Exercise requirements: Each entry should be set down again verbatim, with the images omitted.

Records supplied:
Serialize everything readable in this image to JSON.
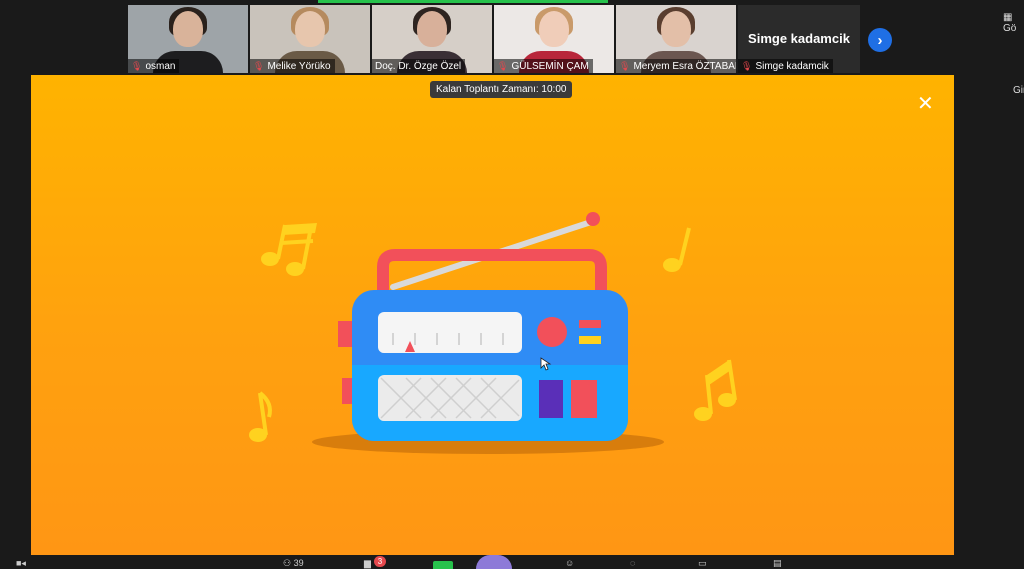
{
  "participants": [
    {
      "name": "osman",
      "skin": "#d9b39a",
      "hair": "#2a211c",
      "shirt": "#1d1d1f",
      "bg": "#9ea4a8"
    },
    {
      "name": "Melike Yörükо",
      "skin": "#e7c6ad",
      "hair": "#b58a5e",
      "shirt": "#6a5a46",
      "bg": "#c9c3bb"
    },
    {
      "name": "Doç. Dr. Özge Özel",
      "skin": "#d8b09a",
      "hair": "#2e2420",
      "shirt": "#3a2f35",
      "bg": "#d6cfc8"
    },
    {
      "name": "GÜLSEMİN ÇAM",
      "skin": "#f0cdb9",
      "hair": "#c99a6a",
      "shirt": "#b8263a",
      "bg": "#ece8e6"
    },
    {
      "name": "Meryem Esra ÖZTABAK",
      "skin": "#e3bfa8",
      "hair": "#5a3e2f",
      "shirt": "#6b5650",
      "bg": "#d9d3cf"
    }
  ],
  "self_tile": {
    "big_name": "Simge kadamcik",
    "name": "Simge kadamcik"
  },
  "next_icon": "chevron-right-icon",
  "right_panel": {
    "text": "Gir",
    "icon_text": "Gö"
  },
  "stage": {
    "timer": "Kalan Toplantı Zamanı: 10:00",
    "close_icon": "close-icon",
    "bg_color": "#ffa10f"
  },
  "toolbar": {
    "participants_count": "39",
    "chat_badge": "3"
  },
  "colors": {
    "radio_body": "#2f8cf5",
    "radio_handle": "#f2505a",
    "note": "#ffd21f",
    "accent_green": "#27c24c",
    "zoom_blue": "#1f6fe5"
  }
}
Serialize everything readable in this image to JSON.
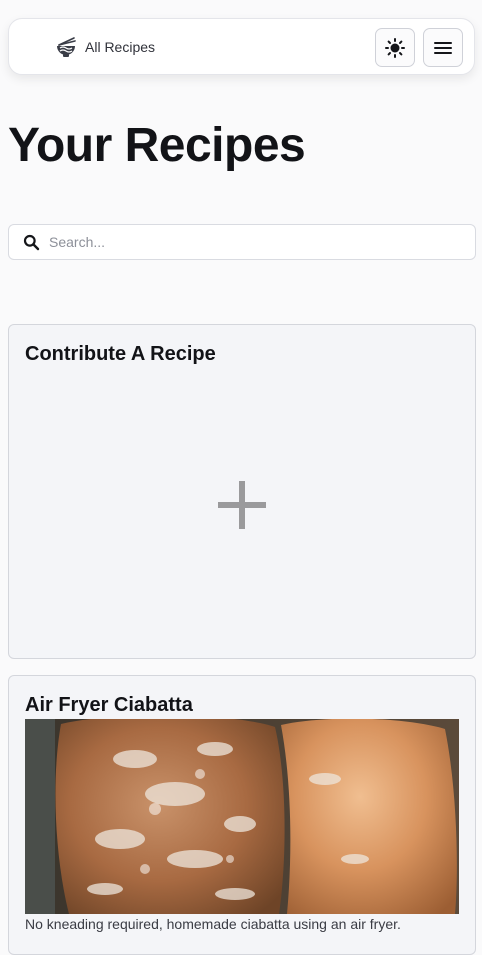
{
  "nav": {
    "brand_label": "All Recipes",
    "brand_icon": "noodle-bowl-icon",
    "theme_icon": "sun-icon",
    "menu_icon": "hamburger-menu-icon"
  },
  "page": {
    "title": "Your Recipes"
  },
  "search": {
    "placeholder": "Search...",
    "value": ""
  },
  "cards": {
    "contribute": {
      "title": "Contribute A Recipe",
      "icon": "plus-icon"
    },
    "recipes": [
      {
        "title": "Air Fryer Ciabatta",
        "description": "No kneading required, homemade ciabatta using an air fryer."
      }
    ]
  },
  "colors": {
    "background": "#fafafb",
    "card_background": "#f4f5f8",
    "border": "#d4d6dc",
    "plus": "#9a9a9c",
    "text": "#121317"
  }
}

Solution to this problem:
Serialize everything readable in this image to JSON.
{
  "participants": [
    {
      "name": "osman",
      "skin": "#d9b39a",
      "hair": "#2a211c",
      "shirt": "#1d1d1f",
      "bg": "#9ea4a8"
    },
    {
      "name": "Melike Yörükо",
      "skin": "#e7c6ad",
      "hair": "#b58a5e",
      "shirt": "#6a5a46",
      "bg": "#c9c3bb"
    },
    {
      "name": "Doç. Dr. Özge Özel",
      "skin": "#d8b09a",
      "hair": "#2e2420",
      "shirt": "#3a2f35",
      "bg": "#d6cfc8"
    },
    {
      "name": "GÜLSEMİN ÇAM",
      "skin": "#f0cdb9",
      "hair": "#c99a6a",
      "shirt": "#b8263a",
      "bg": "#ece8e6"
    },
    {
      "name": "Meryem Esra ÖZTABAK",
      "skin": "#e3bfa8",
      "hair": "#5a3e2f",
      "shirt": "#6b5650",
      "bg": "#d9d3cf"
    }
  ],
  "self_tile": {
    "big_name": "Simge kadamcik",
    "name": "Simge kadamcik"
  },
  "next_icon": "chevron-right-icon",
  "right_panel": {
    "text": "Gir",
    "icon_text": "Gö"
  },
  "stage": {
    "timer": "Kalan Toplantı Zamanı: 10:00",
    "close_icon": "close-icon",
    "bg_color": "#ffa10f"
  },
  "toolbar": {
    "participants_count": "39",
    "chat_badge": "3"
  },
  "colors": {
    "radio_body": "#2f8cf5",
    "radio_handle": "#f2505a",
    "note": "#ffd21f",
    "accent_green": "#27c24c",
    "zoom_blue": "#1f6fe5"
  }
}
Serialize everything readable in this image to JSON.
{
  "nav": {
    "brand_label": "All Recipes",
    "brand_icon": "noodle-bowl-icon",
    "theme_icon": "sun-icon",
    "menu_icon": "hamburger-menu-icon"
  },
  "page": {
    "title": "Your Recipes"
  },
  "search": {
    "placeholder": "Search...",
    "value": ""
  },
  "cards": {
    "contribute": {
      "title": "Contribute A Recipe",
      "icon": "plus-icon"
    },
    "recipes": [
      {
        "title": "Air Fryer Ciabatta",
        "description": "No kneading required, homemade ciabatta using an air fryer."
      }
    ]
  },
  "colors": {
    "background": "#fafafb",
    "card_background": "#f4f5f8",
    "border": "#d4d6dc",
    "plus": "#9a9a9c",
    "text": "#121317"
  }
}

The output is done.